**REQUIRED ACTION**
Start to finish, print the entries exactly, and carry none of the pictures over.

DATA UNDER STUDY below:

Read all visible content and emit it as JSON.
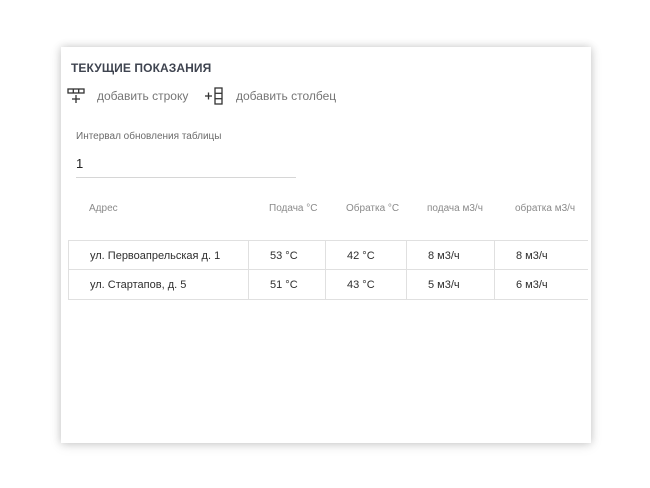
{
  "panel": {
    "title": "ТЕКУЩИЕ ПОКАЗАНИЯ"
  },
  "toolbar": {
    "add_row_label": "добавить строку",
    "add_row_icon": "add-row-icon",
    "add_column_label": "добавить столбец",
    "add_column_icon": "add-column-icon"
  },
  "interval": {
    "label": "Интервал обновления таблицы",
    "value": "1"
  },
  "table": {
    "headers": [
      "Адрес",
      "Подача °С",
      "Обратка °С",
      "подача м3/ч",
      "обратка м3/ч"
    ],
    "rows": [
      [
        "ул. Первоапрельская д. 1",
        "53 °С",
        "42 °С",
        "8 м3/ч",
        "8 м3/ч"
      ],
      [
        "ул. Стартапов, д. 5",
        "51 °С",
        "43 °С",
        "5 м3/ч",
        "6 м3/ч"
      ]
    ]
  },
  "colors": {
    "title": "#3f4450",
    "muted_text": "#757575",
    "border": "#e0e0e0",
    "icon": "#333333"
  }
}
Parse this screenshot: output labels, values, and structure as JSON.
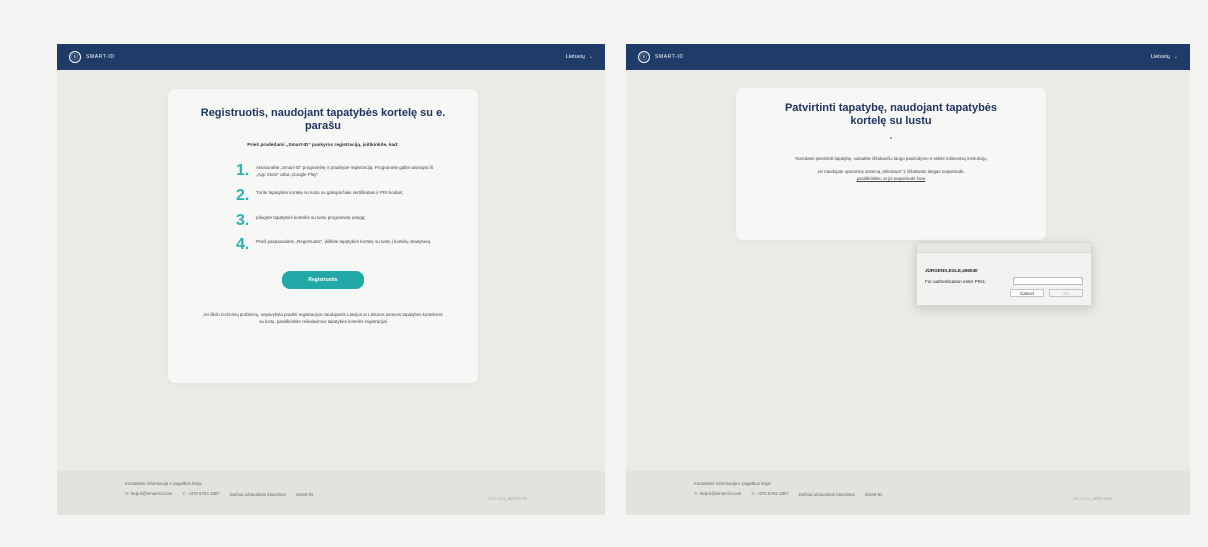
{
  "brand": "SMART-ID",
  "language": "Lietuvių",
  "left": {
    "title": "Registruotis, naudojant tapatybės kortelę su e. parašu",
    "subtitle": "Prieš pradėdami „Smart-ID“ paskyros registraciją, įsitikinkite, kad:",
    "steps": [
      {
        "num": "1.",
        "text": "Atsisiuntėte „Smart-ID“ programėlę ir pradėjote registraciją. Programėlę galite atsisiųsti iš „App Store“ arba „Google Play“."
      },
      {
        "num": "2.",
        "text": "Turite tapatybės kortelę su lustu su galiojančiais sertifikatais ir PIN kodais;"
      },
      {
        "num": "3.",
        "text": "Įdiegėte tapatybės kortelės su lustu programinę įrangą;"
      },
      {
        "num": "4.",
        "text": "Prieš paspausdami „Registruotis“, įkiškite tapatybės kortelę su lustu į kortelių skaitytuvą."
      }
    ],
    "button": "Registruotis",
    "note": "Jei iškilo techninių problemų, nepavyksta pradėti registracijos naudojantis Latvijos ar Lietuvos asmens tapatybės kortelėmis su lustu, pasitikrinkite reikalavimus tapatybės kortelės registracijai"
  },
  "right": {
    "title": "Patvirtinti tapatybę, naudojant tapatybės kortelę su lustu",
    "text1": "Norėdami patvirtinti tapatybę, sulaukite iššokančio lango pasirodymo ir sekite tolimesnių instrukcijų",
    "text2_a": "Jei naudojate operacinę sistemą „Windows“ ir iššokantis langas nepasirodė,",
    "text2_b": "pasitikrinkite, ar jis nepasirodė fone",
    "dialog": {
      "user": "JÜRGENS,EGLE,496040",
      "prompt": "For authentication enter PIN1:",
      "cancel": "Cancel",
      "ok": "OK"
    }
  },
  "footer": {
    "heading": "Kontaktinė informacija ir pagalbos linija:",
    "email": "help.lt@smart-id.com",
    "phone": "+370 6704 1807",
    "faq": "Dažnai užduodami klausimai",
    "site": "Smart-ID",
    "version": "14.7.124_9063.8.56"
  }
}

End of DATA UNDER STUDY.

**WORKED SOLUTION**
Read all visible content and emit it as JSON.
{
  "panel": {
    "title": "ТЕКУЩИЕ ПОКАЗАНИЯ"
  },
  "toolbar": {
    "add_row_label": "добавить строку",
    "add_row_icon": "add-row-icon",
    "add_column_label": "добавить столбец",
    "add_column_icon": "add-column-icon"
  },
  "interval": {
    "label": "Интервал обновления таблицы",
    "value": "1"
  },
  "table": {
    "headers": [
      "Адрес",
      "Подача °С",
      "Обратка °С",
      "подача м3/ч",
      "обратка м3/ч"
    ],
    "rows": [
      [
        "ул. Первоапрельская д. 1",
        "53 °С",
        "42 °С",
        "8 м3/ч",
        "8 м3/ч"
      ],
      [
        "ул. Стартапов, д. 5",
        "51 °С",
        "43 °С",
        "5 м3/ч",
        "6 м3/ч"
      ]
    ]
  },
  "colors": {
    "title": "#3f4450",
    "muted_text": "#757575",
    "border": "#e0e0e0",
    "icon": "#333333"
  }
}
Parse this screenshot: output labels, values, and structure as JSON.
{
  "brand": "SMART-ID",
  "language": "Lietuvių",
  "left": {
    "title": "Registruotis, naudojant tapatybės kortelę su e. parašu",
    "subtitle": "Prieš pradėdami „Smart-ID“ paskyros registraciją, įsitikinkite, kad:",
    "steps": [
      {
        "num": "1.",
        "text": "Atsisiuntėte „Smart-ID“ programėlę ir pradėjote registraciją. Programėlę galite atsisiųsti iš „App Store“ arba „Google Play“."
      },
      {
        "num": "2.",
        "text": "Turite tapatybės kortelę su lustu su galiojančiais sertifikatais ir PIN kodais;"
      },
      {
        "num": "3.",
        "text": "Įdiegėte tapatybės kortelės su lustu programinę įrangą;"
      },
      {
        "num": "4.",
        "text": "Prieš paspausdami „Registruotis“, įkiškite tapatybės kortelę su lustu į kortelių skaitytuvą."
      }
    ],
    "button": "Registruotis",
    "note": "Jei iškilo techninių problemų, nepavyksta pradėti registracijos naudojantis Latvijos ar Lietuvos asmens tapatybės kortelėmis su lustu, pasitikrinkite reikalavimus tapatybės kortelės registracijai"
  },
  "right": {
    "title": "Patvirtinti tapatybę, naudojant tapatybės kortelę su lustu",
    "text1": "Norėdami patvirtinti tapatybę, sulaukite iššokančio lango pasirodymo ir sekite tolimesnių instrukcijų",
    "text2_a": "Jei naudojate operacinę sistemą „Windows“ ir iššokantis langas nepasirodė,",
    "text2_b": "pasitikrinkite, ar jis nepasirodė fone",
    "dialog": {
      "user": "JÜRGENS,EGLE,496040",
      "prompt": "For authentication enter PIN1:",
      "cancel": "Cancel",
      "ok": "OK"
    }
  },
  "footer": {
    "heading": "Kontaktinė informacija ir pagalbos linija:",
    "email": "help.lt@smart-id.com",
    "phone": "+370 6704 1807",
    "faq": "Dažnai užduodami klausimai",
    "site": "Smart-ID",
    "version": "14.7.124_9063.8.56"
  }
}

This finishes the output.